Q is for Qianzhousaurus


Nicknamed “Pinocchio Rex” because of its close relation to T. rex and its long nose, this dinosaur was one of the last, living right up until the asteroid impact. Its name is pronounced “chee-an-jo-sor-us”.

R is for Rajasaurus


While, at the end of the Age of Reptiles, the Northern Hemisphere boasted the famous tyrannosaurs, the Southern Hemisphere’s top predators were the abelisaurs, a family of short-snouted, fast-running dinosaurs. In contrast to tyrannosaurs, which killed with a crushing bite, and carcharodontosaurs, which killed with a slicing bite, abelisaurs had a grabbing bite and would wrestle their prey to death, similar to a big cat today.

S is for Supersaurus


While not the heaviest animal by a large margin, Supersaurus, with its super-elongated neck and tail, was the longest animal ever to live. Did you know that each of your nerves is a single looong cell? Supersaurus probably also had the longest cells ever; its recurrent laryngeal nerve (the one that controls the vocal cords) would have been 25 meters (80 feet) long!

T is for Tianyulong


This little dinosaur is known from a fossil that preserves porcupine-like quills! An ancient lineage, heterodontosaurs were among the smallest of the non-bird-line dinosaurs, and had angry eyebrows and pointy teeth despite being herbivorous.

U is for Udanoceratops


Ceratopsians (horn-faced dinosaurs) weren’t always so huge and ornamented. They started out as small generic bipeds with a slight extension of bone over the neck, which grew over evolutionary time to become the iconic neck frill. Udanoceratops was a late surviving member of that basal offshoot, and it was weirdly big compared to others in its family.

V is for Vallibonavenatrix


Spinosaurs were another group of non-bird dinosaurs adapted, unusually, for a semi-aquatic lifestyle. They had croc-like faces good for catching fish, legs far back on their bodies for propulsion like a boat, and tall, newt-like tails. They were also among the largest carnivores ever, with Spinosaurus probably just edging out Tyrannosaurus and Giganotosaurus for the title.

W is for Wiehenvenator


While to me the most interesting dinosaurs are the ones that are the most specialized, with the weirdest and most extreme adaptations, the generalists and transitional forms deserve recognition as well. One of those are the megalosaurids, large, generic carnivores common in the Jurassic Period. Wiehenvenator and others are in the family that would eventually lead to spinosaurs, which are way cooler.
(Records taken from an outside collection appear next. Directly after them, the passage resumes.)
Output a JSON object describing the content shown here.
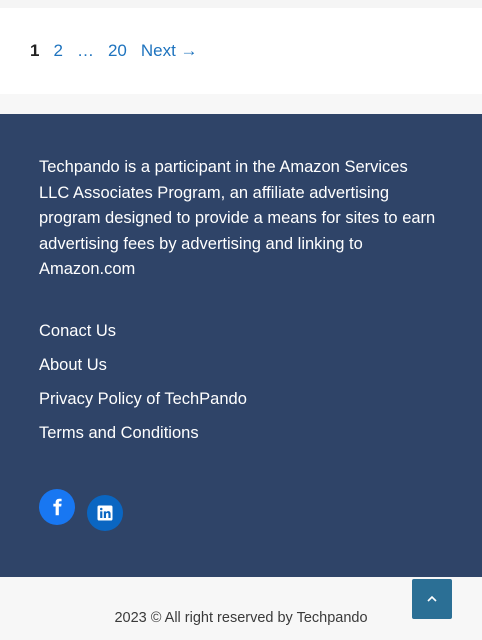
{
  "pagination": {
    "current": "1",
    "page_2": "2",
    "dots": "…",
    "last": "20",
    "next": "Next →"
  },
  "footer": {
    "disclaimer": "Techpando is a participant in the Amazon Services LLC Associates Program, an affiliate advertising program designed to provide a means for sites to earn advertising fees by advertising and linking to Amazon.com",
    "links": [
      "Conact Us",
      "About Us",
      "Privacy Policy of TechPando",
      "Terms and Conditions"
    ],
    "social": [
      "facebook-icon",
      "linkedin-icon"
    ],
    "copyright": "2023 © All right reserved by Techpando"
  },
  "colors": {
    "footer_bg": "#2f4468",
    "link": "#1e73be",
    "back_to_top": "#2b6f95",
    "facebook": "#1877f2",
    "linkedin": "#0a66c2"
  }
}
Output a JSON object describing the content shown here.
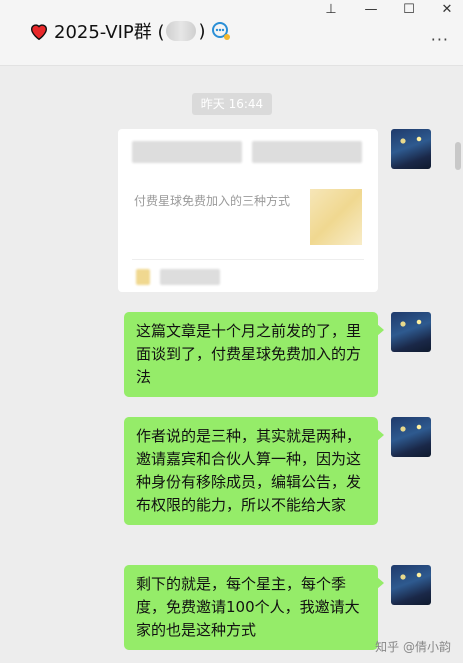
{
  "header": {
    "title_prefix": "2025-VIP群 (",
    "title_suffix": ")",
    "more_label": "···"
  },
  "window_controls": [
    "⊥",
    "—",
    "☐",
    "✕"
  ],
  "chat": {
    "timestamp": "昨天 16:44",
    "shared_card": {
      "title": "付费星球免费加入的三种方式"
    },
    "messages": [
      {
        "text": "这篇文章是十个月之前发的了，里面谈到了，付费星球免费加入的方法"
      },
      {
        "text": "作者说的是三种，其实就是两种，邀请嘉宾和合伙人算一种，因为这种身份有移除成员，编辑公告，发布权限的能力，所以不能给大家"
      },
      {
        "text": "剩下的就是，每个星主，每个季度，免费邀请100个人，我邀请大家的也是这种方式"
      }
    ]
  },
  "watermark": "知乎 @倩小韵",
  "colors": {
    "bubble": "#95ec69",
    "background": "#ededed"
  }
}
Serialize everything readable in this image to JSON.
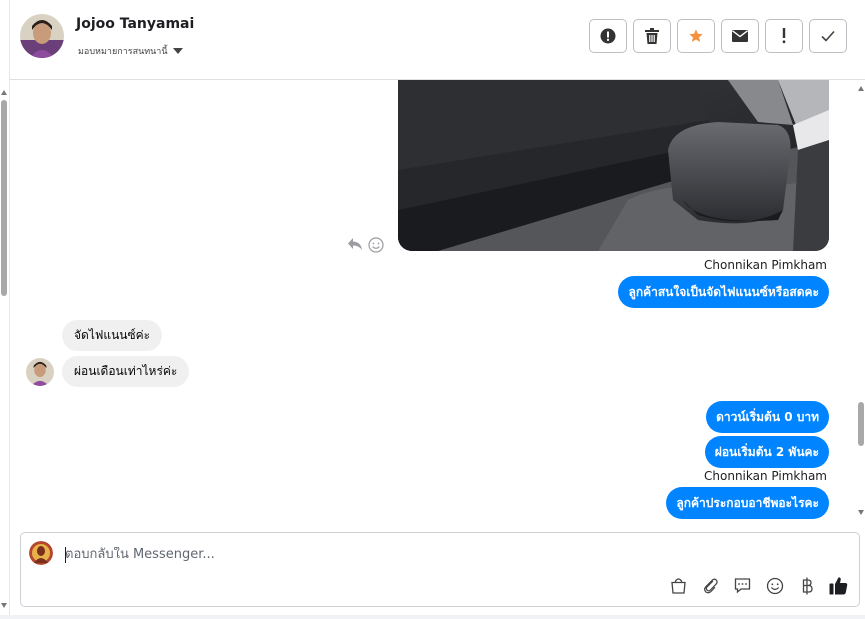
{
  "header": {
    "contact_name": "Jojoo Tanyamai",
    "assign_label": "มอบหมายการสนทนานี้",
    "actions": [
      {
        "icon": "alert-circle-icon"
      },
      {
        "icon": "trash-icon"
      },
      {
        "icon": "star-icon"
      },
      {
        "icon": "envelope-icon"
      },
      {
        "icon": "exclamation-icon"
      },
      {
        "icon": "check-icon"
      }
    ]
  },
  "messages": {
    "sender_1": "Chonnikan Pimkham",
    "out_1": "ลูกค้าสนใจเป็นจัดไฟแนนซ์หรือสดคะ",
    "in_1": "จัดไฟแนนซ์ค่ะ",
    "in_2": "ผ่อนเดือนเท่าไหร่ค่ะ",
    "out_2": "ดาวน์เริ่มต้น 0 บาท",
    "out_3": "ผ่อนเริ่มต้น 2 พันคะ",
    "sender_2": "Chonnikan Pimkham",
    "out_4": "ลูกค้าประกอบอาชีพอะไรคะ"
  },
  "composer": {
    "placeholder": "ตอบกลับใน Messenger...",
    "tools": [
      "shopping-bag-icon",
      "paperclip-icon",
      "saved-reply-icon",
      "emoji-icon",
      "baht-icon",
      "thumbs-up-icon"
    ]
  },
  "colors": {
    "outgoing_bubble": "#0084ff",
    "incoming_bubble": "#f0f0f0",
    "star": "#f5923e"
  }
}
The word root -venator means hunter in Latin, while -venatrix means huntress.

X is for Xiyunykus


Alvarezsaurs were small insectivores adapted for digging into wood and soil in search of bugs. They were probably nocturnal, and had a terrific sense of hearing. While Xiyunykus (“she-you-NYE-cuss”) was a basal member with three fingers per hand, later alvarezsaurs only had one beefy finger.

Y is for Yulong


Oviraptorosaurs (including the famous Oviraptor) were very birdlike omnivores that came in sizes ranging from the robin-sized Yulong to the rhino-sized Gigantoraptor. While they probably wouldn’t’ve turned up their beaks at the chance to steal an egg, the incident Oviraptor was named for was actually a case of protecting its own nest.

Z is for Zalmoxes


The family including duck-billed dinosaurs wasn’t only large quadrupeds–it included many small, swift bipedal dinosaurs as well. Some of these, including Zalmoxes, had teeth like garden shears for cutting tough plants like, well, garden shears.

You’ve made it to the end! If you liked that, I’ve made it into a tiny book. You can get it here:

Buy Pocket Alphabestiary